--- START ---

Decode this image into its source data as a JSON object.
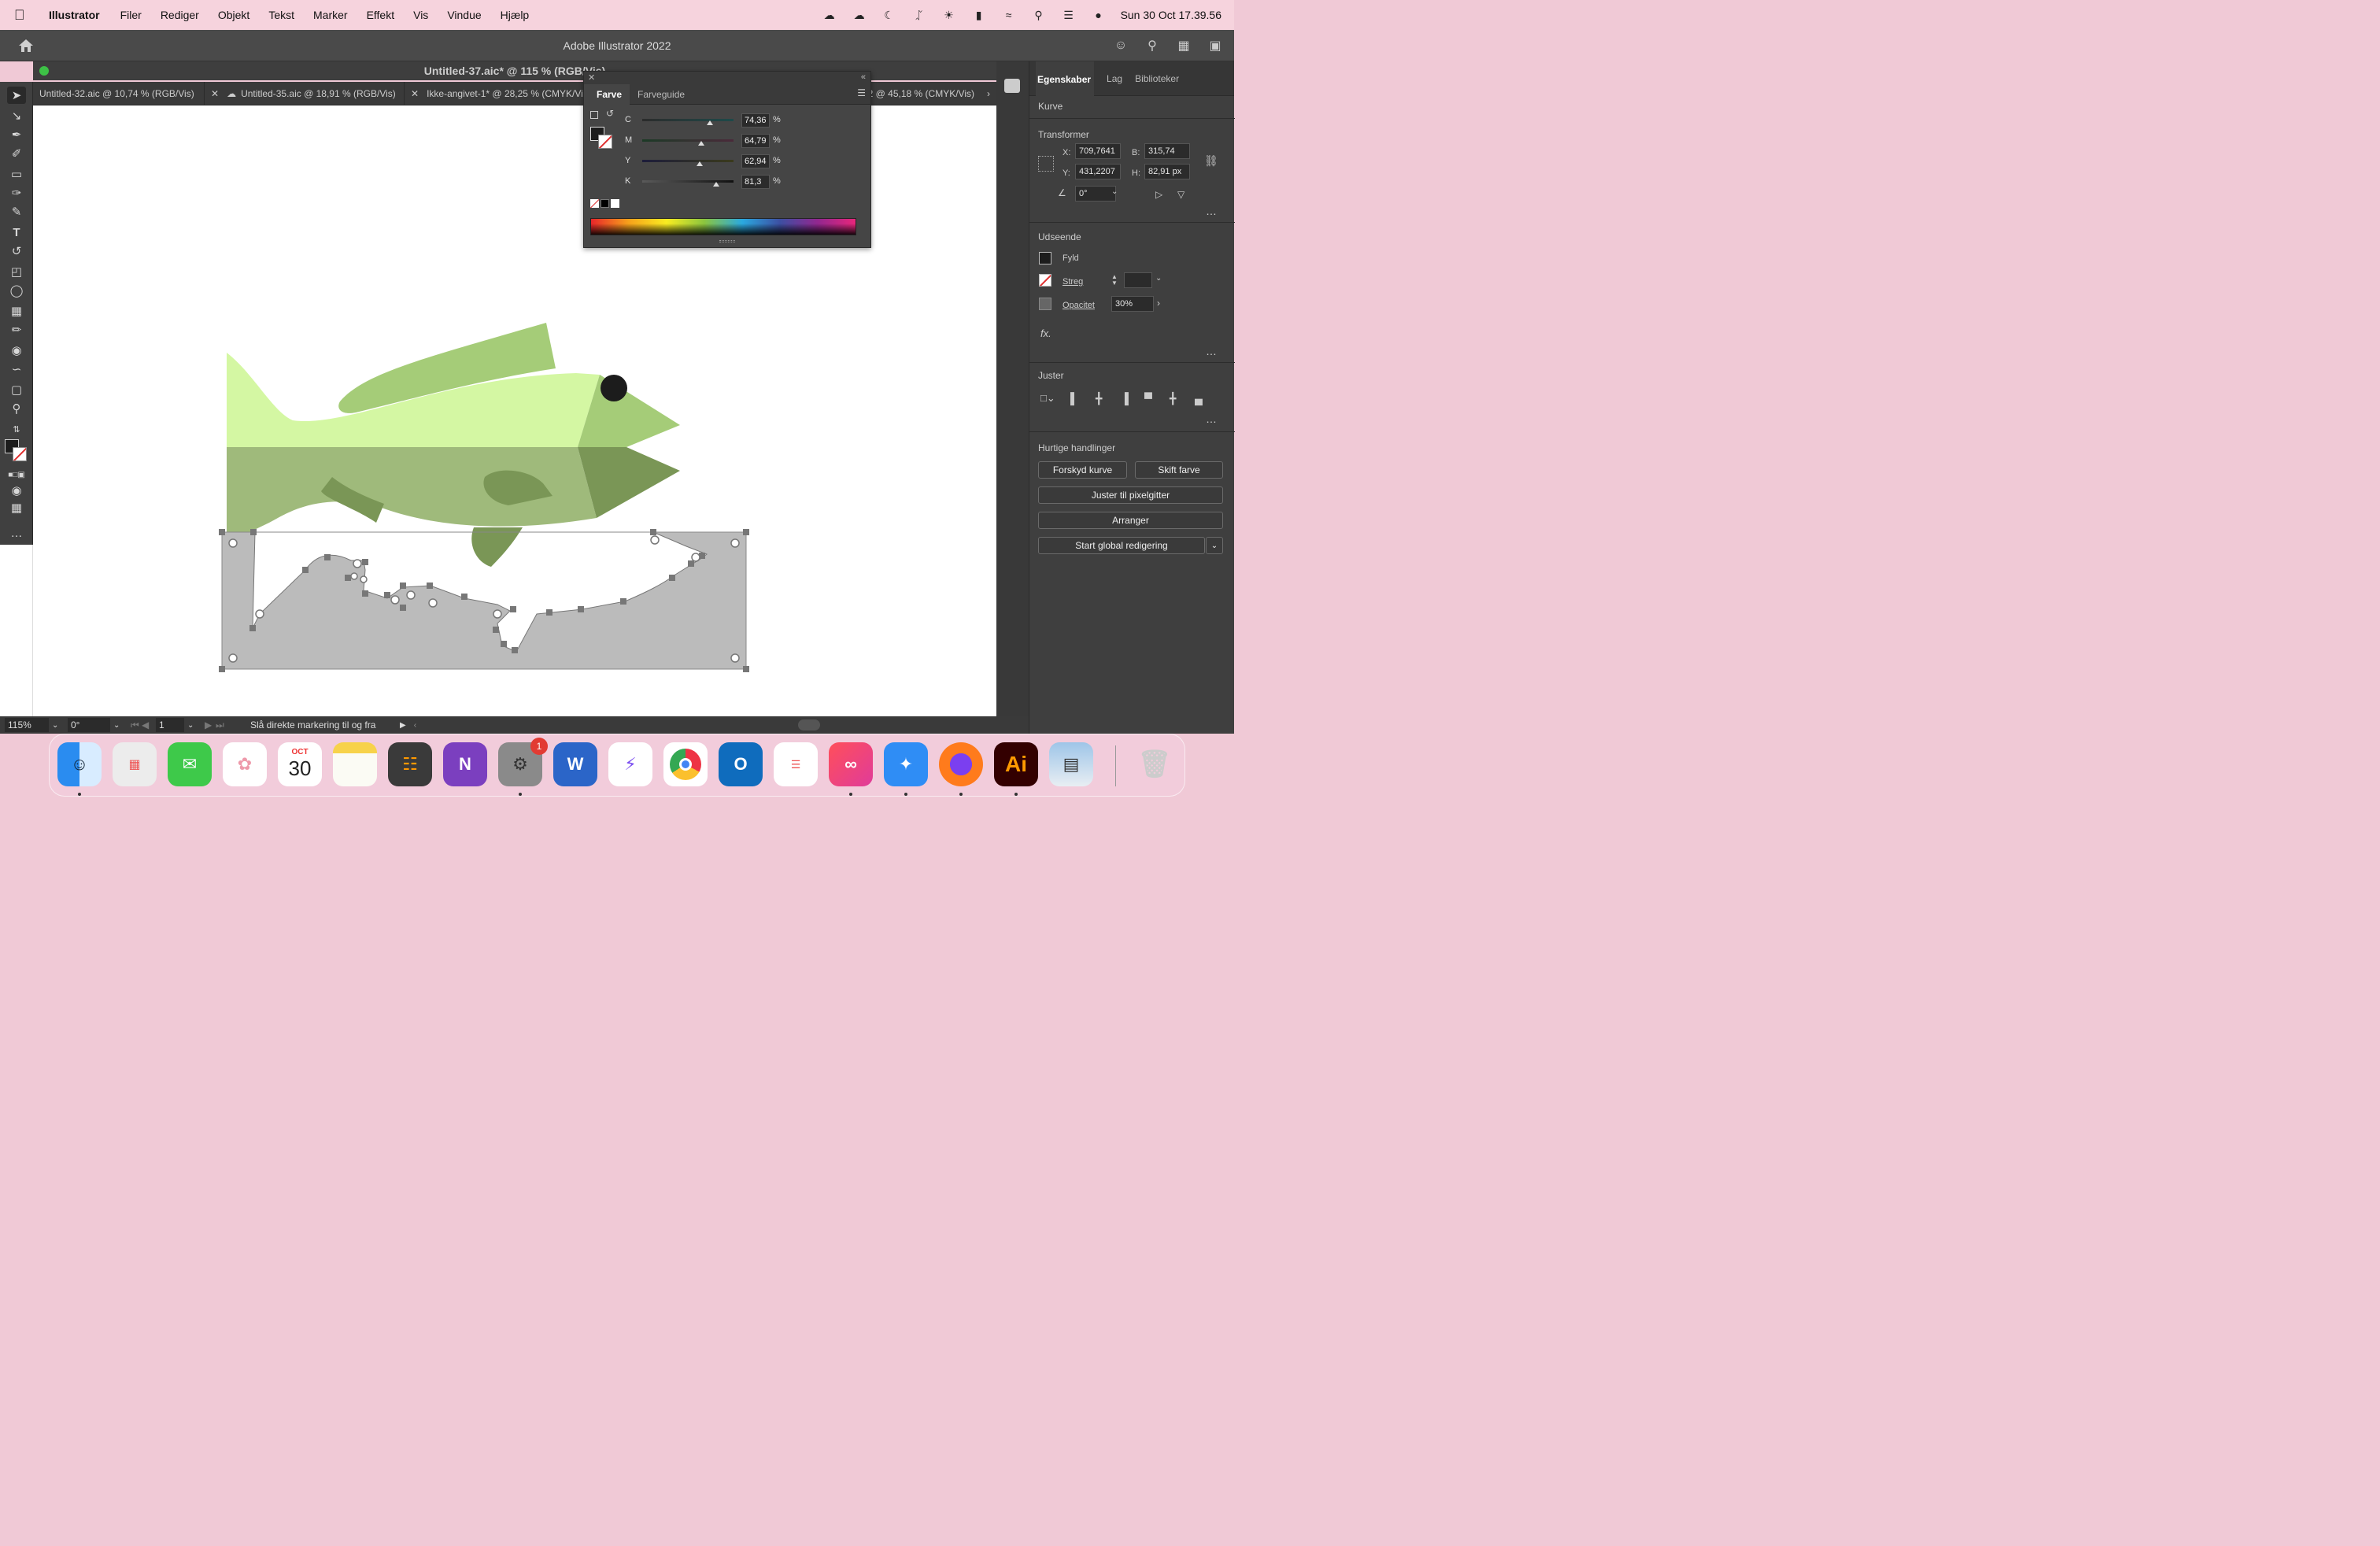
{
  "menubar": {
    "app_name": "Illustrator",
    "items": [
      "Filer",
      "Rediger",
      "Objekt",
      "Tekst",
      "Marker",
      "Effekt",
      "Vis",
      "Vindue",
      "Hjælp"
    ],
    "clock": "Sun 30 Oct  17.39.56"
  },
  "app_title": "Adobe Illustrator 2022",
  "doc_title": "Untitled-37.aic* @ 115 % (RGB/Vis)",
  "tabs": [
    {
      "label": "Untitled-32.aic @ 10,74 % (RGB/Vis)"
    },
    {
      "label": "Untitled-35.aic @ 18,91 % (RGB/Vis)"
    },
    {
      "label": "Ikke-angivet-1* @ 28,25 % (CMYK/Vis)"
    },
    {
      "label": "-2 @ 45,18 % (CMYK/Vis)"
    }
  ],
  "color_panel": {
    "tab_active": "Farve",
    "tab_other": "Farveguide",
    "sliders": [
      {
        "label": "C",
        "value": "74,36",
        "fraction": 0.7436,
        "color_from": "#2b2b2b",
        "color_to": "#1e4a4a"
      },
      {
        "label": "M",
        "value": "64,79",
        "fraction": 0.6479,
        "color_from": "#1c3a26",
        "color_to": "#4a2a3a"
      },
      {
        "label": "Y",
        "value": "62,94",
        "fraction": 0.6294,
        "color_from": "#1c1c3a",
        "color_to": "#3a3a1c"
      },
      {
        "label": "K",
        "value": "81,3",
        "fraction": 0.813,
        "color_from": "#5a5a5a",
        "color_to": "#111111"
      }
    ],
    "unit": "%"
  },
  "properties": {
    "tabs": [
      "Egenskaber",
      "Lag",
      "Biblioteker"
    ],
    "object_type": "Kurve",
    "transform": {
      "title": "Transformer",
      "x_label": "X:",
      "x_value": "709,7641",
      "y_label": "Y:",
      "y_value": "431,2207",
      "w_label": "B:",
      "w_value": "315,74 px",
      "h_label": "H:",
      "h_value": "82,91 px",
      "angle": "0°"
    },
    "appearance": {
      "title": "Udseende",
      "fill_label": "Fyld",
      "stroke_label": "Streg",
      "opacity_label": "Opacitet",
      "opacity_value": "30%",
      "fx": "fx."
    },
    "align": {
      "title": "Juster"
    },
    "quick": {
      "title": "Hurtige handlinger",
      "buttons": [
        "Forskyd kurve",
        "Skift farve",
        "Juster til pixelgitter",
        "Arranger",
        "Start global redigering"
      ]
    }
  },
  "statusbar": {
    "zoom": "115%",
    "rotate": "0°",
    "artboard": "1",
    "info": "Slå direkte markering til og fra"
  },
  "dock": {
    "calendar_month": "OCT",
    "calendar_day": "30",
    "badge_settings": "1",
    "onenote_letter": "N",
    "word_letter": "W",
    "ai_letter": "Ai",
    "outlook_letter": "O"
  },
  "colors": {
    "fish_light": "#d4f7a3",
    "fish_mid": "#a5cc78",
    "fish_dark_belly": "#9fba7b",
    "fish_darker": "#7a9656",
    "eye": "#1c1c1c",
    "selection_fill": "#bbbbbb",
    "ui_dark": "#3f3f3f"
  }
}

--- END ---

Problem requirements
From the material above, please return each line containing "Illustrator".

Response to the task
    "app_name": "Illustrator",
  "app_title": "Adobe Illustrator 2022",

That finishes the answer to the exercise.